Indiana doctors are raising fears about possible loss of emergency services under a plan to limit “surprise” bills for patients unknowingly treated by providers from outside their insurance networks.
Justice Department suit alleges Anthem overbilled in its popular Medicare Advantage plans
The Indianapolis-based health insurer is accused of falsely certifying the accuracy of incorrect diagnosis data from doctors and other health providers over four years.Read More
Frustrated health consumers turn to apps, websites to find lowest drug prices
In recent years, a host of online websites and smartphone apps—such as GoodRx, Blink Health and Script Saver—have popped up to help people find the lowest price for prescription medicines. By using them, consumers can save thousands of dollars a year on their prescriptions if they don’t mind shopping around and buying some of their drugs outside their insurance plans.Read More
Anthem sees big jump in quarterly profit, but misses analyst expectations
The Indianapolis-based health care insurer’s earnings more than doubled, to $934 million, in the fourth quarter, compared with $424 million in the same quarter of 2018.Read More
Lawmakers push health care cost-saving, price-transparency bills forward
The measures are largely focused on ending surprise billing for patients, creating an all-payer claims database and requiring health care providers to give patients costs estimates in advance.Read More
A federal appeals court on Wednesday struck down Obamacare’s now-toothless requirement that Americans carry health insurance, but sidestepped a ruling on the law’s overall constitutionality. The decision means the law remains in effect for now.
The legislation has no chance of passing the Republican-controlled Senate, and the White House has issued a veto threat. Still, Democrats saw a victory in the message their bill sends to voters.
Indiana Gov. Eric Holcomb said Tuesday that he wants the state to impose a hands-free-driving law in 2020. The proposal, which would prohibit the use of mobile phones while operating a motor vehicle, is part of the Republican governor’s 2020 legislative agenda.
Indiana currently ranks highest in prices paid to hospitals by private health insurance plans, according to The Journal Gazette, but the problem is not the actual cost or charge of a procedure—it’s what individuals ultimately pay after insurance.
Indiana had a higher percentage of people lacking medical insurance than any neighboring state in 2018, but its rate was better than the national average.
Every day, thousands of Americans get a surprise bill in the mail from a health provider, asking for thousands of dollars for medical services that weren’t covered by the patient’s insurance.
Nearly half of Americans with private insurance—47%—are covered by high-deductible plans, up from 25% in 2010. That’s driven up out-of-pocket health spending among people with employer coverage—from $493 in 2007 to $792 in 2017.

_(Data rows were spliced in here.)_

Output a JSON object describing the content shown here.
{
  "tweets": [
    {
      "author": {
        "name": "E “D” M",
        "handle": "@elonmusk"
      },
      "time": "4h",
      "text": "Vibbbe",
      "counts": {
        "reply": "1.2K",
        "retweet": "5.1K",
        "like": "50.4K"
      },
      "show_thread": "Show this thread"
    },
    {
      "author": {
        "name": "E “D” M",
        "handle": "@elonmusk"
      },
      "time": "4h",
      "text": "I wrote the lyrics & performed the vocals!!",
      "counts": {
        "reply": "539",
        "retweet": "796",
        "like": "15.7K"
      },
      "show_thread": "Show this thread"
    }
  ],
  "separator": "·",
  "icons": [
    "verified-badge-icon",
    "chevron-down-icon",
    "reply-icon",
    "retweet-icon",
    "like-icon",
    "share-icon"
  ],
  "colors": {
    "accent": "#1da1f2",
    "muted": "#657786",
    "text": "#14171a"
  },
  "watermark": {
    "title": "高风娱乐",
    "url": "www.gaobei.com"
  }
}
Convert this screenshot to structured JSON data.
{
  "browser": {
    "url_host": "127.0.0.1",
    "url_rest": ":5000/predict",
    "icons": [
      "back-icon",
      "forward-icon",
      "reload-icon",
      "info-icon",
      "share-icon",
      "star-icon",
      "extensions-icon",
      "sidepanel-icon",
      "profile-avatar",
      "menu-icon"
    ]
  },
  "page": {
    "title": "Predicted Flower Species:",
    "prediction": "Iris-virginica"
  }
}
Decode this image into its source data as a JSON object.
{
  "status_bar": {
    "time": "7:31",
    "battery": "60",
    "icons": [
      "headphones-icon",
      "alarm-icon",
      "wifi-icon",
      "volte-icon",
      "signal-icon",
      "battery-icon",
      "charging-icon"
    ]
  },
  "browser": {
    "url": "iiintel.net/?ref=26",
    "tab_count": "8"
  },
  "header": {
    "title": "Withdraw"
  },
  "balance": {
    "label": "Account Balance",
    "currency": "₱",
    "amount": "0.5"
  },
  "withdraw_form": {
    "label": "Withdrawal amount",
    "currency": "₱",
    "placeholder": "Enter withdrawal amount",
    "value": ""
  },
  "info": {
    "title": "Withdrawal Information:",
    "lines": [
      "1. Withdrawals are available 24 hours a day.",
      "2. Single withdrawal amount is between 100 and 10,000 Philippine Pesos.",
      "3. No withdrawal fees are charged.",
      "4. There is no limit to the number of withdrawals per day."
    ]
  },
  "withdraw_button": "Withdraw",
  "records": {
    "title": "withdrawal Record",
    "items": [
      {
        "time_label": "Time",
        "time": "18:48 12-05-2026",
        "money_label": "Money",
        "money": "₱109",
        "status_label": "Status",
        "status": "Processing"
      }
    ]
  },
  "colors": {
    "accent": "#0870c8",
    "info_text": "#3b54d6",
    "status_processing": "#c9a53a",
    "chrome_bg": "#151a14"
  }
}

Indianapolis-based Anthem Inc. topped second quarter expectations and raised its 2019 forecast again. The health insurer also said Wednesday that the start of its new pharmacy benefit manager is going better than expected.
Little progress has been made in replacing Anthem Inc. in the Monument Circle building that, until the end of last year, served as headquarters for the Indianapolis-based health insurance giant.
Starting Jan. 1, every U.S. hospital will be required to post standard charges online for every item and service they provide, from bandages and drugs to operating rooms and organ transplants.
Carmel-based American Specialty Health specializes in connecting patients with chiropractors, acupuncturists, physical therapists and others who treat pain without using pharmaceutical drugs.
The Centers for Medicare & Medicaid Services on Tuesday announced steep funding cuts for sign-up assistance through state-based programs called “navigators.”
Brian Griffin, the leader of Anthem’s new PBM, IngenioRx, quit on May 8 with no warning to become CEO of Michigan-based Diplomat Pharmacy. Now Anthem is scrambling to adjust.
The not-for-profit that helps low-income Hoosiers get health care coverage and social services lost $60 million in 2016 and cut about 80 jobs last year.
Since starting a wellness program in 2010, IndyGo has seen employee participation climb from just a few, skeptical workers to 97 percent of the workforce.
Express Scripts Holding Co., one of the biggest pharmacy-benefits managers, says the drug-price deals it cuts behind closed doors are saving consumers a lot of money.
As many as 130,000 of the 400,000 people now covered by the Healthy Indiana Plan 2.0 will be required to work, take part in school or training, or do community service to continue receiving insurance benefits in 2019.